=== Data supplied ===
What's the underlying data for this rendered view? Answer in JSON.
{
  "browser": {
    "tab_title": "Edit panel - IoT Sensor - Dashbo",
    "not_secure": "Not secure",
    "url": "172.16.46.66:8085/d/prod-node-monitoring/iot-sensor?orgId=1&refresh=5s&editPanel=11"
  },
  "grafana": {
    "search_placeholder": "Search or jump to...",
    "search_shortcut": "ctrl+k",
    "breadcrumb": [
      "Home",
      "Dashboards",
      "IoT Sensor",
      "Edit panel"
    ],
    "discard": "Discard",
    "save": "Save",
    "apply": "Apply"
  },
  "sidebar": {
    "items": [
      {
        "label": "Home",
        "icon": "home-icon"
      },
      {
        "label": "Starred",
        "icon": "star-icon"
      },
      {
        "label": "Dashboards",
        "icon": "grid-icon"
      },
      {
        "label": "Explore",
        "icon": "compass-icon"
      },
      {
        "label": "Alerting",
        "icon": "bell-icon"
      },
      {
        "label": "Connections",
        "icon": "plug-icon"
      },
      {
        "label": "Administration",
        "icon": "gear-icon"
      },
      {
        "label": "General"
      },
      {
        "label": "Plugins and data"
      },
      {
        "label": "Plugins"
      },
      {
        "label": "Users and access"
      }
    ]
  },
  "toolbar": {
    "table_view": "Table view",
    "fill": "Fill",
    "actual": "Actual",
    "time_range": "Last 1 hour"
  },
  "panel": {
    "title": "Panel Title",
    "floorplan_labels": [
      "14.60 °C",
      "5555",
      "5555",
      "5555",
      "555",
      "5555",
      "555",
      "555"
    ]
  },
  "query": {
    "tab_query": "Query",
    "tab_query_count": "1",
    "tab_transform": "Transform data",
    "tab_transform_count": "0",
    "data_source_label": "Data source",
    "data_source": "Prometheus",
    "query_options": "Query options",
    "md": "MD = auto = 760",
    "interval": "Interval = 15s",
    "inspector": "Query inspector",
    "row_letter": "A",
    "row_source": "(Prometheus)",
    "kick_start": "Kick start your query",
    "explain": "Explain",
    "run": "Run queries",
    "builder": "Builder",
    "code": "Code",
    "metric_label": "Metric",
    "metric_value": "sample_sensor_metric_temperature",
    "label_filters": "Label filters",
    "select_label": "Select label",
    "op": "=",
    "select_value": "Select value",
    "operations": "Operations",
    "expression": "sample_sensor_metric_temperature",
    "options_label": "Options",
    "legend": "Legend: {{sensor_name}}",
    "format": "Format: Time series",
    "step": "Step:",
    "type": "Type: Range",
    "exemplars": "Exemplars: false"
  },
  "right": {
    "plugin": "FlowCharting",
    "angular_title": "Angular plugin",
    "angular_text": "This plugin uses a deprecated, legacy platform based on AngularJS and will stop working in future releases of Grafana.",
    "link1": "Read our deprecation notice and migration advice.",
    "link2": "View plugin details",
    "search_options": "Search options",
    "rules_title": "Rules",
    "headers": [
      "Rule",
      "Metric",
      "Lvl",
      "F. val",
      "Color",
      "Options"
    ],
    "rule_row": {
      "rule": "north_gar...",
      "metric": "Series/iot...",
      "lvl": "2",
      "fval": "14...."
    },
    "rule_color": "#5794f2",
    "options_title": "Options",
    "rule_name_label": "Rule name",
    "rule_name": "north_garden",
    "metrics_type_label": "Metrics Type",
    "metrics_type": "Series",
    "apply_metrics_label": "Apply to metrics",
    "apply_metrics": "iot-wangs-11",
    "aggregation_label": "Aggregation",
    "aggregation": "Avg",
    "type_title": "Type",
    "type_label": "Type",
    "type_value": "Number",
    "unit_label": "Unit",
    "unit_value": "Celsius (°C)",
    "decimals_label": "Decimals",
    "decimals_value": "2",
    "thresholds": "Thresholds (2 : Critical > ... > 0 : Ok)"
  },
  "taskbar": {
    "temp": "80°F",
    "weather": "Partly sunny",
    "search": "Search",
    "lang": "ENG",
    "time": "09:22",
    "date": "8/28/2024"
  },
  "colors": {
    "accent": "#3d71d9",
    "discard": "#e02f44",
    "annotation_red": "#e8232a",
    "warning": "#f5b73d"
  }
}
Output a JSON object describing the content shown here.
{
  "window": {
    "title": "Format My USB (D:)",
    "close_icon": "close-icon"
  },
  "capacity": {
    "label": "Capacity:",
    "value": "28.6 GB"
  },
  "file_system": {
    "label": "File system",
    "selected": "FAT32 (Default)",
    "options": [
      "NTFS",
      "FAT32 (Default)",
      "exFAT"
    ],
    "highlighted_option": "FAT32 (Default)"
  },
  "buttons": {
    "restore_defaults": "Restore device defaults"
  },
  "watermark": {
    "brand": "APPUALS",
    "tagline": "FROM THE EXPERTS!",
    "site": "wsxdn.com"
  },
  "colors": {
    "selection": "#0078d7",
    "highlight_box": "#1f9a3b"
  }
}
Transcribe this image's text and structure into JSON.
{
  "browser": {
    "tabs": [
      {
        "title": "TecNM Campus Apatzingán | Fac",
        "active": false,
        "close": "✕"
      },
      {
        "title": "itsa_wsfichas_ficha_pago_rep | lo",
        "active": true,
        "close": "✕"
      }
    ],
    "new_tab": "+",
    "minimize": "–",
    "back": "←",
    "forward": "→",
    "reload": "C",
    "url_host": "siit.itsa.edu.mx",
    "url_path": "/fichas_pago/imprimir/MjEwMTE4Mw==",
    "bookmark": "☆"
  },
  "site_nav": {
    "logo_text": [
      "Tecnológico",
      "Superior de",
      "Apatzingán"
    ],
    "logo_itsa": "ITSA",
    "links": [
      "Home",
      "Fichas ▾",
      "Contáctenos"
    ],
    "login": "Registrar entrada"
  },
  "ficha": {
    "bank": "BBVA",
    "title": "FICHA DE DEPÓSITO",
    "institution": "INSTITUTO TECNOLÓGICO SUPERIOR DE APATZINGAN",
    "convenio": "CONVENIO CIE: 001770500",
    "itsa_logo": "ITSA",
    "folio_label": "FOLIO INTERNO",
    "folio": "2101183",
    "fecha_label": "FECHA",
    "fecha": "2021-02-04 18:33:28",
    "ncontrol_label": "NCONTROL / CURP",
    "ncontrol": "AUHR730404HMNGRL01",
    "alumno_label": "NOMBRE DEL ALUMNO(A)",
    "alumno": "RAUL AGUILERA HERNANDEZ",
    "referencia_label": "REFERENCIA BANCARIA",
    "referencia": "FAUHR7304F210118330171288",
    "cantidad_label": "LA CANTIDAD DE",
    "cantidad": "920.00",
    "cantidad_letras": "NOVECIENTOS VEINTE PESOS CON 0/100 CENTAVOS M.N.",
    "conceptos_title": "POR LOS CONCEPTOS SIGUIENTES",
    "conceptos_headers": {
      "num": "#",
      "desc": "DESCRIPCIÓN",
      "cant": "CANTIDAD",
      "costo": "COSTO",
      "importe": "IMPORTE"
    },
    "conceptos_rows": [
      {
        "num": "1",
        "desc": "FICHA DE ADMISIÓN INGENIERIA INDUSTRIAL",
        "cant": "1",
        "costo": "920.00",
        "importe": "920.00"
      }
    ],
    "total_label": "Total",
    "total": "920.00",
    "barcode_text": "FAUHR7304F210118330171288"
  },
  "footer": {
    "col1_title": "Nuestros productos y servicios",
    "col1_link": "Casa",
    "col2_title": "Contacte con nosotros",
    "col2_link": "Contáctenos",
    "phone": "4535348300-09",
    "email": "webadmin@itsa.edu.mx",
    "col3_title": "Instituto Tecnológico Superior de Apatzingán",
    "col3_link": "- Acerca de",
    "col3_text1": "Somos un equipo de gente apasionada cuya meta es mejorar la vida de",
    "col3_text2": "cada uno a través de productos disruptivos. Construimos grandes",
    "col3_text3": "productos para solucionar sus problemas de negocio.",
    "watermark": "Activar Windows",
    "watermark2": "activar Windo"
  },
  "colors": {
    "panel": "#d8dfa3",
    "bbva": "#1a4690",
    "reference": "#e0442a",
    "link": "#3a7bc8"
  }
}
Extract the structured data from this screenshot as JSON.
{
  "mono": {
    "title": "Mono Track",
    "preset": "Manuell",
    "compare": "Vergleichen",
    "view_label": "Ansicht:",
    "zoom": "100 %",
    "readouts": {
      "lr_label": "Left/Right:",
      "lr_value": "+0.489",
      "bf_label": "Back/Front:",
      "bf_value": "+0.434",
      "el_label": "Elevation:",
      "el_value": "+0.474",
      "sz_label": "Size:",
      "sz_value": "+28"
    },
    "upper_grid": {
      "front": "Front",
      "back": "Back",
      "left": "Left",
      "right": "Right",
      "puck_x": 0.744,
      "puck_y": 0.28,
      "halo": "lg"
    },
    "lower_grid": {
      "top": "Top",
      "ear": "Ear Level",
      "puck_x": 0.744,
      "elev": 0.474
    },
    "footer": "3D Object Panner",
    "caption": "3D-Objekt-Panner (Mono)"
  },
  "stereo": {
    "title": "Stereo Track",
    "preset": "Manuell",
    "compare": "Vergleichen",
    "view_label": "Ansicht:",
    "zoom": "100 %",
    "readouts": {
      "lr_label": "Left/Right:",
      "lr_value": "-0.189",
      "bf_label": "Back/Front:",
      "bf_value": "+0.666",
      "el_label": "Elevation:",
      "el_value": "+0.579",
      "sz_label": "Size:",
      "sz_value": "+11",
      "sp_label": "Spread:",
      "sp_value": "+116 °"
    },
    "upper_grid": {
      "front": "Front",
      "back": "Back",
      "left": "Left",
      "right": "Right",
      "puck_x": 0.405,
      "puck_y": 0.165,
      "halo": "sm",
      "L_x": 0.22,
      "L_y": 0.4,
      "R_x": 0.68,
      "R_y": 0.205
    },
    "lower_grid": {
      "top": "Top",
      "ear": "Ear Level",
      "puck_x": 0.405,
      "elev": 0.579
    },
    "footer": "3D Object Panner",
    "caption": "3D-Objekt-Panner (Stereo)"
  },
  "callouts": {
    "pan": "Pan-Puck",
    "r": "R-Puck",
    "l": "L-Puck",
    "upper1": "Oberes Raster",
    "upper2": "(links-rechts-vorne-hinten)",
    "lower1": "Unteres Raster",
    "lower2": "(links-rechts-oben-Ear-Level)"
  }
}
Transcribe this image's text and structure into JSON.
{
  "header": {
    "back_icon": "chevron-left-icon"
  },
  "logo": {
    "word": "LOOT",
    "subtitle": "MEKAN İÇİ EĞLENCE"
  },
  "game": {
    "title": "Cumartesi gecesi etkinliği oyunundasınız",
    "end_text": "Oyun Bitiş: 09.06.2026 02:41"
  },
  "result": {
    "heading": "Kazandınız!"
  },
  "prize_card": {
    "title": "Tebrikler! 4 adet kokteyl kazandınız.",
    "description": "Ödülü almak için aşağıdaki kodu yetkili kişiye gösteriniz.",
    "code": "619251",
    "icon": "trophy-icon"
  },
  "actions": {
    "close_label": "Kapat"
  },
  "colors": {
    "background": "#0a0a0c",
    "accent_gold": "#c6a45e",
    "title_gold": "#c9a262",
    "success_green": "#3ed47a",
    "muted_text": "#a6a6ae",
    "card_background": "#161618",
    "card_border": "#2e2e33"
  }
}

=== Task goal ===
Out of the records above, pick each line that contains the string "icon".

=== Solution for this task ===
        "icon": "home-icon"
        "icon": "star-icon"
        "icon": "grid-icon"
        "icon": "compass-icon"
        "icon": "bell-icon"
        "icon": "plug-icon"
        "icon": "gear-icon"
    "close_icon": "close-icon"
    "back_icon": "chevron-left-icon"
    "icon": "trophy-icon"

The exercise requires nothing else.